Whether it is used at the finals or not research on cooling technologies is continuing because Qatar wants the 2022 stadiums to be available for local league games all year, said Cadavid who described this aspect of the bid as the “legacy” element.

There are fewer local matches scheduled each week in the summer than there will be at the World Cup and they require less planning so maintaining cool temperatures in the stadiums will require lower amounts of energy, according to Cadavid.

“…matches in the summer for the local leagues are less frequent than a tournament.. you have two matches per week so less demand for energy,” he said.


FIFA also decided to cut the length of the 2022 tournament from 32 to 28 days, meaning more games will be played per day and a country of Qatar’s size might thus need fewer stadiums.

The number of stadiums planned for the finals has not been announced but the revolutionary cooling system will be installed when each ground is constructed, Cadavid said.

“It’s more difficult to put in the systems after the stadiums are finished… it becomes more expensive and complex because the cooling system is integrated so that needs to happen now.”

While declining to detail the costs or energy required to bring temperatures down from 40C to 26C, Cadavid said the general expense of installing the “mechanical” aspects of a stadium with a cooling system was 20-30 percent of the total.

As part of Qatar’s original bid, he said the organising committee will provide all the energy used for cooling from sustainable resources including building a 100 megawatt solar power plant and installing solar panels in every stadium.

“This technology has been proven so it’s no longer a fantasy… we are working to make it more sustainable,” he said.

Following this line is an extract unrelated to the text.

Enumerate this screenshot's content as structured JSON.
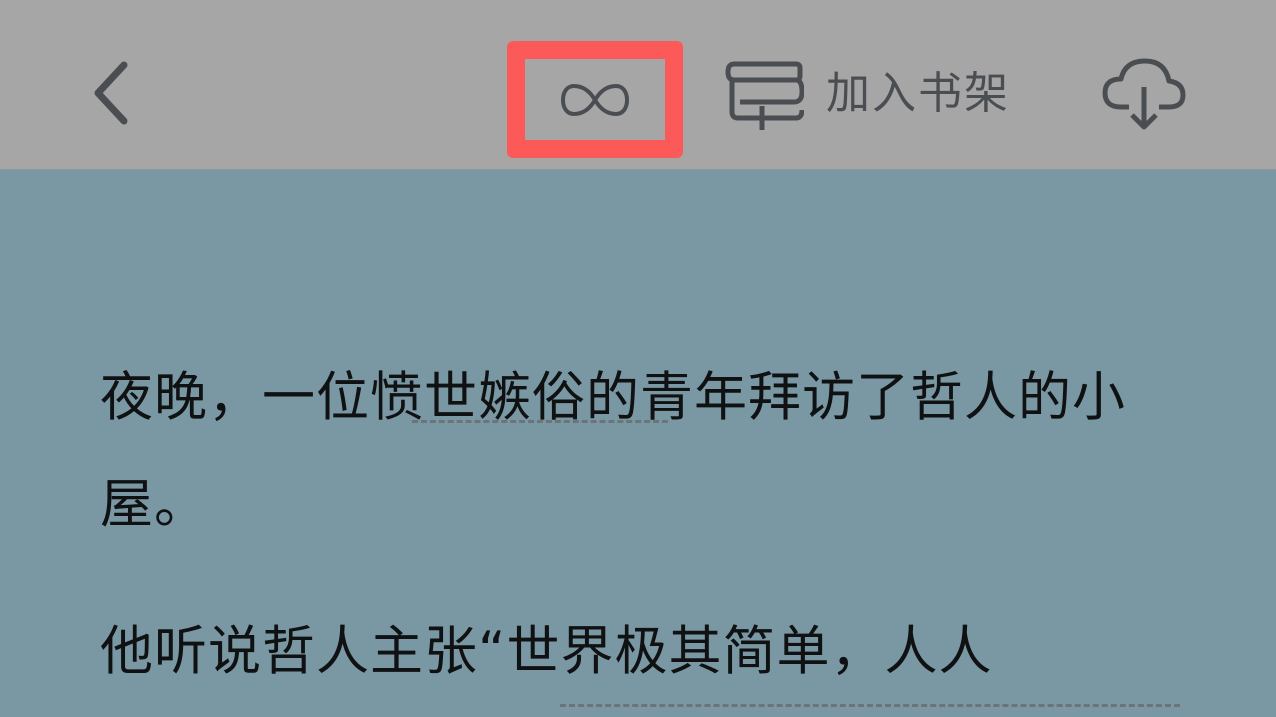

(Reporting by Amena Bakr; editing by Ken Ferris)

“Harry Kane will make full debut and play from the start and Wayne Rooney will captain the team,” Hodgson told reporters.


“It’s nice to see the two of them on the field together from the start. Harry certainly deserves his chance.”

Kane, joint top scorer in the Premier League with 19 goals, headed England’s fourth goal 80 seconds after replacing Rooney in the 4-0 win over Lithuania in Friday’s Euro 2016 qualifier.

Rooney, who has 102 England caps and is on the verge of breaking Bobby Charlton’s 45-year-old England scoring record of 49 goals, was delighted at the prospect of playing alongside Kane for the first time.

“It’s exciting that Harry Kane has done well in the Premier League. It’s fantastic. Hopefully he continues that form with England,” said Rooney, who has scored 47 international goals..

“It’s a big night for him with his first start for England. I’m sure he’ll be excited. He’ll go out and try and give his best and I’m excited to play with him and hopefully we can do well to try and help the team win.

“Our aim is to reach the Euros. Tomorrow will be a good test and we are looking forward to it.”

Hodgson declined to follow Italy coach Antonio Conte’s tactic in naming his final 11 on the eve of the match.

Instead, all he would say was: “It’s a friendly match and it’s a time to experiment with some of the players.

“We take the game very seriously and it’s a great opportunity for players who haven’t had the opportunity in some of the qualifiers to show that they really deserve their place in the squad.

“It’s an opportunity for players to impress both managers.”

England top Group E in their Euro 2016 qualifiers with 15 points from five matches while Italy are second on 11 points in Group H, two behind leaders Croatia.

(Writing by Pritha Sarkar in London, editing by Justin Palmer)